First, all measures of consumer confidence are close to their highest levels thus far in the business cycle.

Second, real, disposable consumer income (what is left after taxes and inflation) is rising at a solid pace as jobs growth continues apace, and as the tax cuts began to boost after tax income.

Third, the S&P 500 index,  the Russell 2000 and the NASDAQ are all close to record high levels.  That is an indicator of investor sentiment.  In addition, a rising stock market also boosts consumer net worth.  With corporations benefiting from tax cuts this year, interest rates still low, and the consumer spending at a solid 2.5% pace, corporate earnings should continue to rise.  We anticipate a 10% increase in earnings in 2018 which should put the stock market at an even higher record level by yearend.

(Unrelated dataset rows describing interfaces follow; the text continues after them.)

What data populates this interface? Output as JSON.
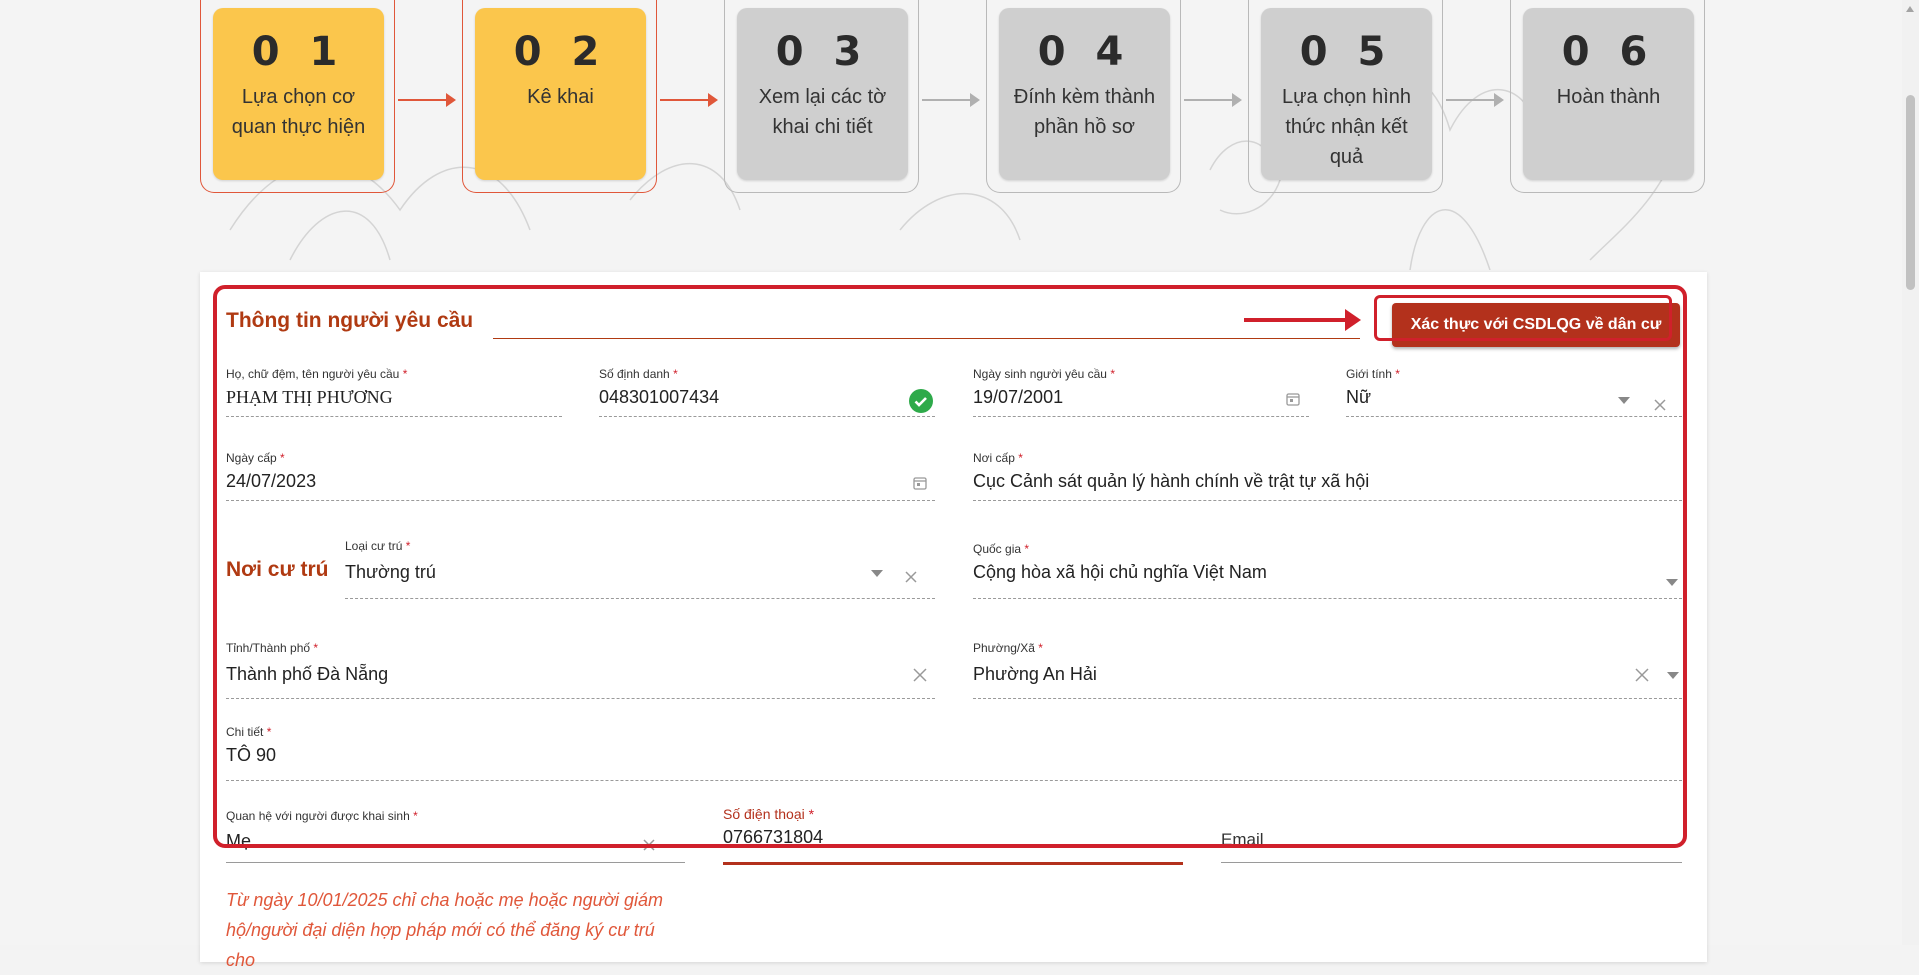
{
  "steps": [
    {
      "num": "0 1",
      "label": "Lựa chọn cơ quan thực hiện",
      "active": true
    },
    {
      "num": "0 2",
      "label": "Kê khai",
      "active": true
    },
    {
      "num": "0 3",
      "label": "Xem lại các tờ khai chi tiết",
      "active": false
    },
    {
      "num": "0 4",
      "label": "Đính kèm thành phần hồ sơ",
      "active": false
    },
    {
      "num": "0 5",
      "label": "Lựa chọn hình thức nhận kết quả",
      "active": false
    },
    {
      "num": "0 6",
      "label": "Hoàn thành",
      "active": false
    }
  ],
  "section": {
    "title": "Thông tin người yêu cầu",
    "verify_button": "Xác thực với CSDLQG về dân cư",
    "residence_title": "Nơi cư trú"
  },
  "fields": {
    "full_name": {
      "label": "Họ, chữ đệm, tên người yêu cầu",
      "value": "PHẠM THỊ PHƯƠNG"
    },
    "id_number": {
      "label": "Số định danh",
      "value": "048301007434"
    },
    "dob": {
      "label": "Ngày sinh người yêu cầu",
      "value": "19/07/2001"
    },
    "gender": {
      "label": "Giới tính",
      "value": "Nữ"
    },
    "issue_date": {
      "label": "Ngày cấp",
      "value": "24/07/2023"
    },
    "issue_place": {
      "label": "Nơi cấp",
      "value": "Cục Cảnh sát quản lý hành chính về trật tự xã hội"
    },
    "residence_type": {
      "label": "Loại cư trú",
      "value": "Thường trú"
    },
    "country": {
      "label": "Quốc gia",
      "value": "Cộng hòa xã hội chủ nghĩa Việt Nam"
    },
    "province": {
      "label": "Tỉnh/Thành phố",
      "value": "Thành phố Đà Nẵng"
    },
    "ward": {
      "label": "Phường/Xã",
      "value": "Phường An Hải"
    },
    "detail": {
      "label": "Chi tiết",
      "value": "TÔ 90"
    },
    "relation": {
      "label": "Quan hệ với người được khai sinh",
      "value": "Mẹ"
    },
    "phone": {
      "label": "Số điện thoại",
      "value": "0766731804"
    },
    "email": {
      "label": "Email",
      "value": ""
    }
  },
  "note": "Từ ngày 10/01/2025 chỉ cha hoặc mẹ hoặc người giám hộ/người đại diện hợp pháp mới có thể đăng ký cư trú cho",
  "colors": {
    "accent": "#b3311c",
    "highlight": "#d0202b",
    "step_active": "#fbc64c",
    "step_inactive": "#cfcfcf"
  },
  "icons": [
    "check-circle-icon",
    "calendar-icon",
    "dropdown-arrow-icon",
    "clear-icon"
  ]
}
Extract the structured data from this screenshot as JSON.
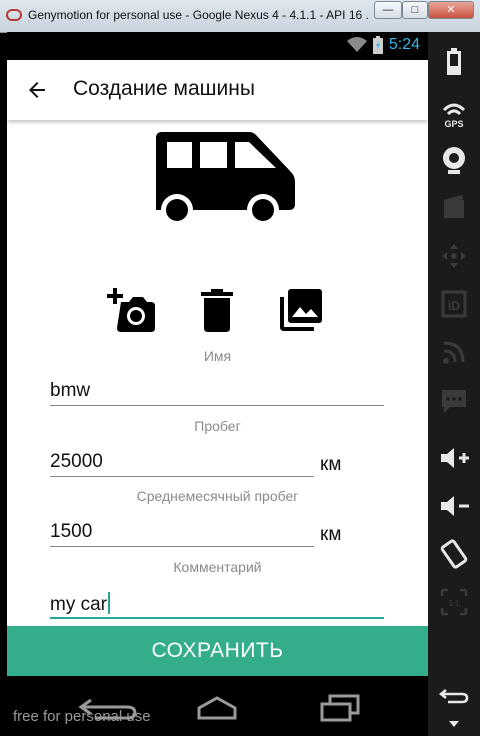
{
  "window": {
    "title": "Genymotion for personal use - Google Nexus 4 - 4.1.1 - API 16 ...",
    "min_label": "—",
    "max_label": "□",
    "close_label": "✕"
  },
  "statusbar": {
    "time": "5:24"
  },
  "appbar": {
    "title": "Создание машины"
  },
  "form": {
    "name": {
      "label": "Имя",
      "value": "bmw"
    },
    "mileage": {
      "label": "Пробег",
      "value": "25000",
      "unit": "км"
    },
    "monthly": {
      "label": "Среднемесячный пробег",
      "value": "1500",
      "unit": "км"
    },
    "comment": {
      "label": "Комментарий",
      "value": "my car"
    }
  },
  "save_button": {
    "label": "СОХРАНИТЬ"
  },
  "watermark": "free for personal use",
  "icons": [
    "back-arrow-icon",
    "van-icon",
    "add-photo-icon",
    "delete-icon",
    "gallery-icon",
    "wifi-icon",
    "battery-icon",
    "gps-icon",
    "webcam-icon",
    "media-icon",
    "dpad-icon",
    "id-icon",
    "rss-icon",
    "sms-icon",
    "volume-up-icon",
    "volume-down-icon",
    "rotate-icon",
    "scale-icon",
    "back-icon",
    "home-icon",
    "recents-icon"
  ],
  "colors": {
    "accent": "#34ad8d",
    "cursor": "#26a69a",
    "clock": "#33b5e5"
  }
}
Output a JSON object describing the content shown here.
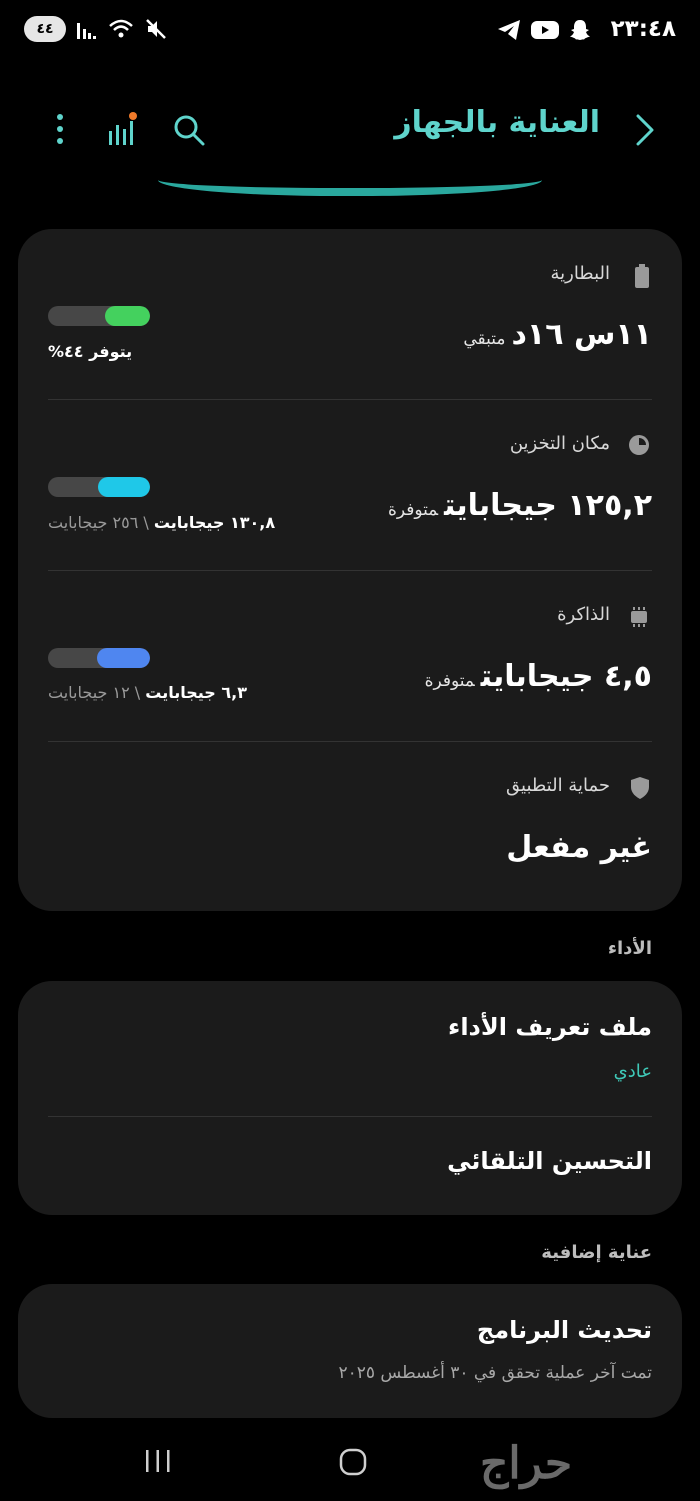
{
  "status_bar": {
    "time": "٢٣:٤٨",
    "battery_level": "٤٤",
    "icons": [
      "snapchat-icon",
      "youtube-icon",
      "telegram-icon",
      "mute-icon",
      "wifi-icon",
      "signal-icon"
    ]
  },
  "header": {
    "title": "العناية بالجهاز"
  },
  "sections": {
    "battery": {
      "label": "البطارية",
      "value": "١١س ١٦د",
      "suffix": "متبقي",
      "caption": "يتوفر ٤٤%",
      "fill_fraction": 0.44,
      "fill_color": "#44d15e"
    },
    "storage": {
      "label": "مكان التخزين",
      "value": "١٢٥,٢ جيجابايت",
      "suffix": "متوفرة",
      "caption_used": "١٣٠,٨ جيجابايت",
      "caption_total": "\\ ٢٥٦ جيجابايت",
      "fill_fraction": 0.51,
      "fill_color": "#1fc8e8"
    },
    "memory": {
      "label": "الذاكرة",
      "value": "٤,٥ جيجابايت",
      "suffix": "متوفرة",
      "caption_used": "٦,٣ جيجابايت",
      "caption_total": "\\ ١٢ جيجابايت",
      "fill_fraction": 0.52,
      "fill_color": "#4f86f0"
    },
    "app_protection": {
      "label": "حماية التطبيق",
      "value": "غير مفعل"
    }
  },
  "performance": {
    "group_title": "الأداء",
    "profile_title": "ملف تعريف الأداء",
    "profile_value": "عادي",
    "auto_optimize": "التحسين التلقائي"
  },
  "extra_care": {
    "group_title": "عناية إضافية",
    "update_title": "تحديث البرنامج",
    "update_sub": "تمت آخر عملية تحقق في ٣٠ أغسطس ٢٠٢٥"
  },
  "watermark": "حراج",
  "colors": {
    "accent": "#5fd4cc",
    "card_bg": "#1b1b1b",
    "profile_value": "#3fc9b8"
  }
}
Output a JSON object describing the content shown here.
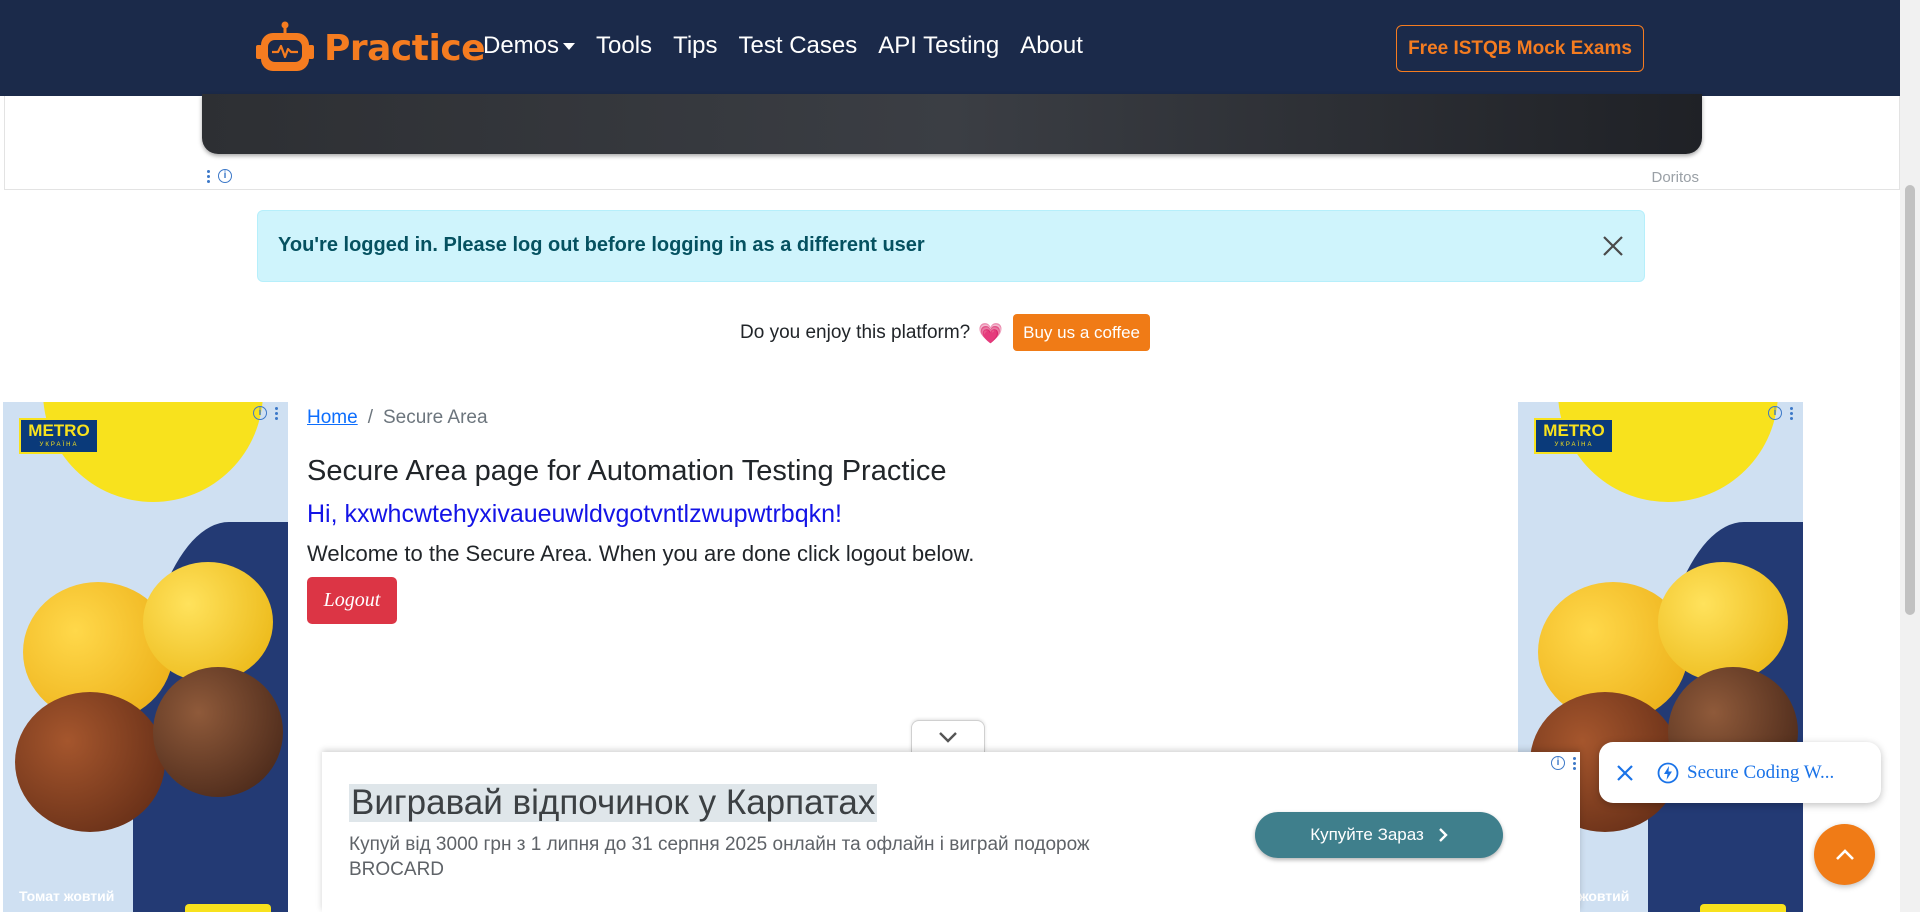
{
  "navbar": {
    "brand": "Practice",
    "links": [
      {
        "label": "Demos"
      },
      {
        "label": "Tools"
      },
      {
        "label": "Tips"
      },
      {
        "label": "Test Cases"
      },
      {
        "label": "API Testing"
      },
      {
        "label": "About"
      }
    ],
    "cta": "Free ISTQB Mock Exams"
  },
  "top_ad": {
    "advertiser": "Doritos"
  },
  "alert": {
    "message": "You're logged in. Please log out before logging in as a different user"
  },
  "coffee": {
    "question": "Do you enjoy this platform?",
    "heart": "💗",
    "button": "Buy us a coffee"
  },
  "breadcrumb": {
    "home": "Home",
    "separator": "/",
    "current": "Secure Area"
  },
  "main": {
    "title": "Secure Area page for Automation Testing Practice",
    "greeting": "Hi, kxwhcwtehyxivaueuwldvgotvntlzwupwtrbqkn!",
    "welcome": "Welcome to the Secure Area. When you are done click logout below.",
    "logout": "Logout"
  },
  "side_ads": {
    "brand": "METRO",
    "brand_sub": "УКРАЇНА",
    "caption": "Томат жовтий"
  },
  "bottom_ad": {
    "title": "Вигравай відпочинок у Карпатах",
    "description": "Купуй від 3000 грн з 1 липня до 31 серпня 2025 онлайн та офлайн і виграй подорож BROCARD",
    "cta": "Купуйте Зараз"
  },
  "chat": {
    "label": "Secure Coding W..."
  },
  "colors": {
    "navbar": "#1b2a4a",
    "accent": "#f57c20",
    "alert_bg": "#cff4fc",
    "logout": "#dc3545",
    "link": "#0d6efd"
  }
}
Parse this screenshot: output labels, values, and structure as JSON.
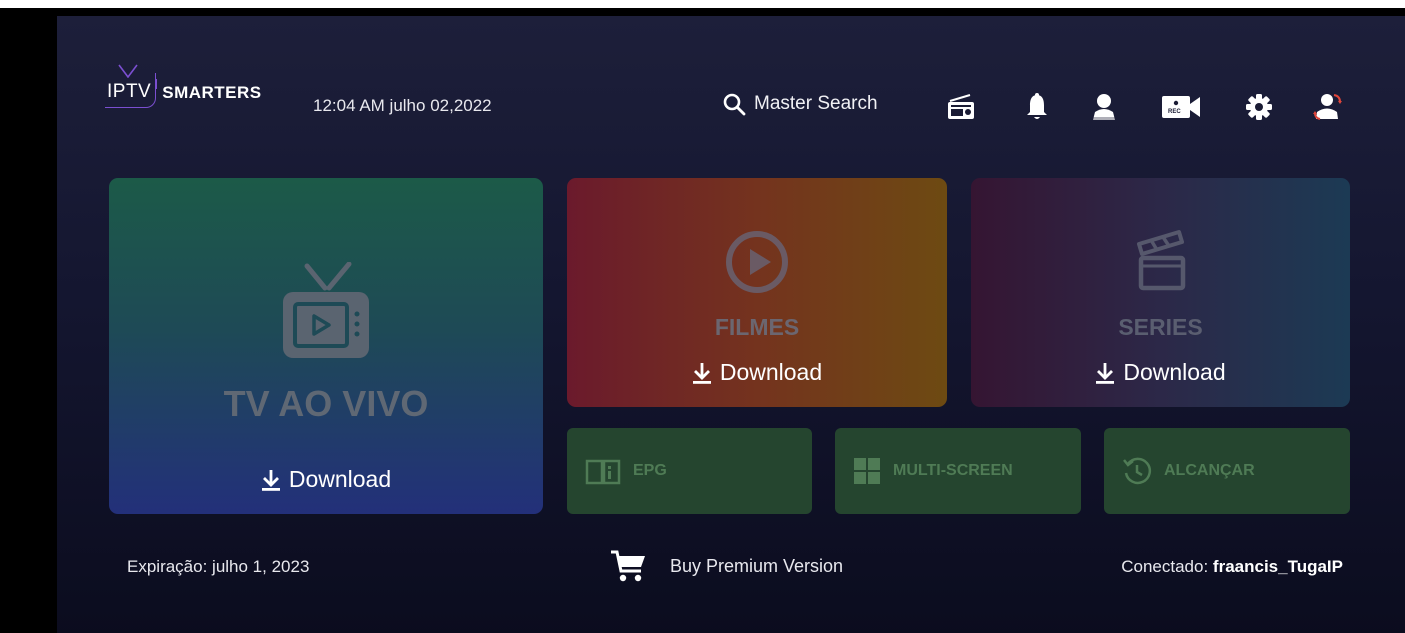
{
  "header": {
    "logo_prefix": "IPTV",
    "logo_brand": "SMARTERS",
    "datetime": "12:04 AM  julho 02,2022",
    "search_label": "Master Search",
    "icons": [
      "radio-icon",
      "bell-icon",
      "user-icon",
      "rec-camera-icon",
      "gear-icon",
      "switch-user-icon"
    ]
  },
  "tiles": {
    "live": {
      "title": "TV AO VIVO",
      "download": "Download"
    },
    "movies": {
      "title": "FILMES",
      "download": "Download"
    },
    "series": {
      "title": "SERIES",
      "download": "Download"
    },
    "epg": {
      "label": "EPG"
    },
    "multiscreen": {
      "label": "MULTI-SCREEN"
    },
    "catchup": {
      "label": "ALCANÇAR"
    }
  },
  "footer": {
    "expiration": "Expiração: julho 1, 2023",
    "buy_premium": "Buy Premium Version",
    "connected_label": "Conectado:",
    "connected_user": "fraancis_TugaIP"
  },
  "colors": {
    "accent_purple": "#7b4fd1",
    "live_tile": "#1e4a56",
    "movies_tile": "#74331e",
    "series_tile": "#2c2848",
    "small_tile": "#25452f"
  }
}
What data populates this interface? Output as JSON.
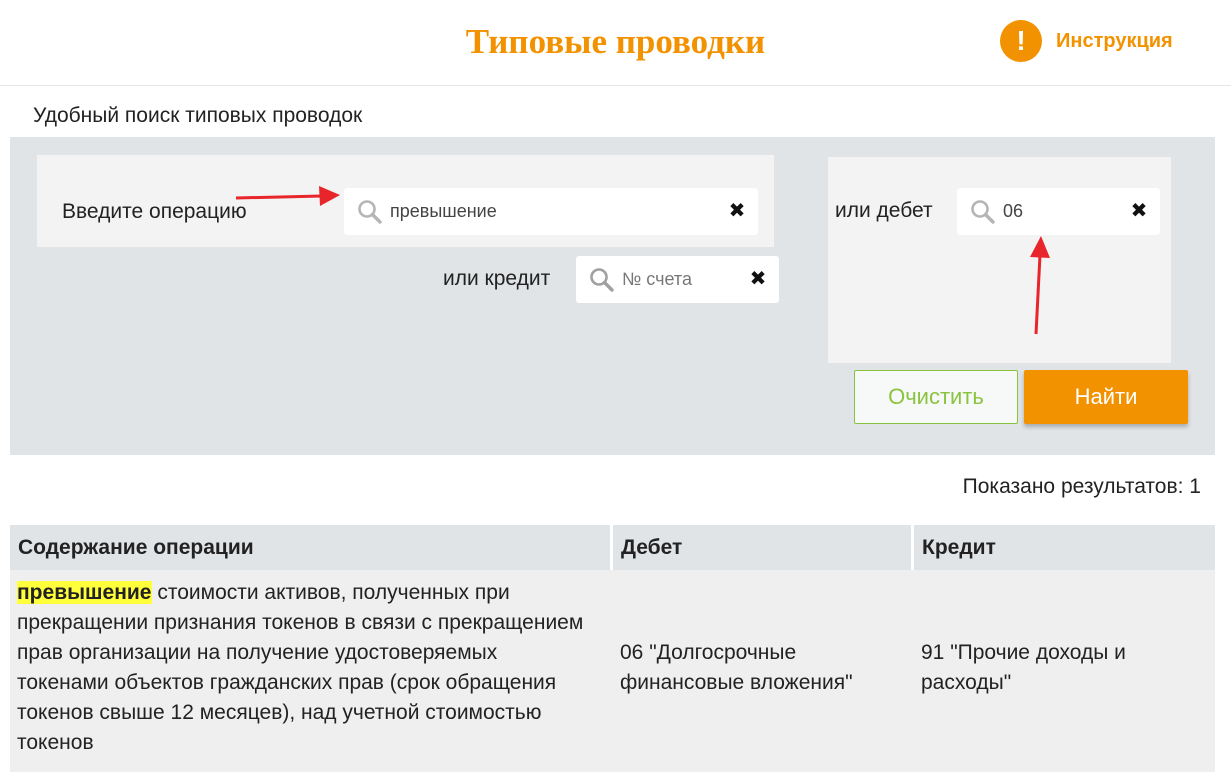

Fourth home sales remain at s solid pace.  Because car and home sales are the two biggest ticket items in a consumers budget, it is not surprising that a change in trend will be evident in these two categories first.  If home sales seem pretty solid it would be surprising if car sales did not follow suit.

Finally, keep in mind that consumers have paid down tons of debt and are now in a position to spend.  Jobs are climbing at a pace of 190 thousand per month.  The unemployment rate has fallen to a level that is far below the full employment mark.  For all of these reasons we look for  3.1% GDP growth in 2018 and car sales to remain healthy.

Stephen Slifer


Charleston, SC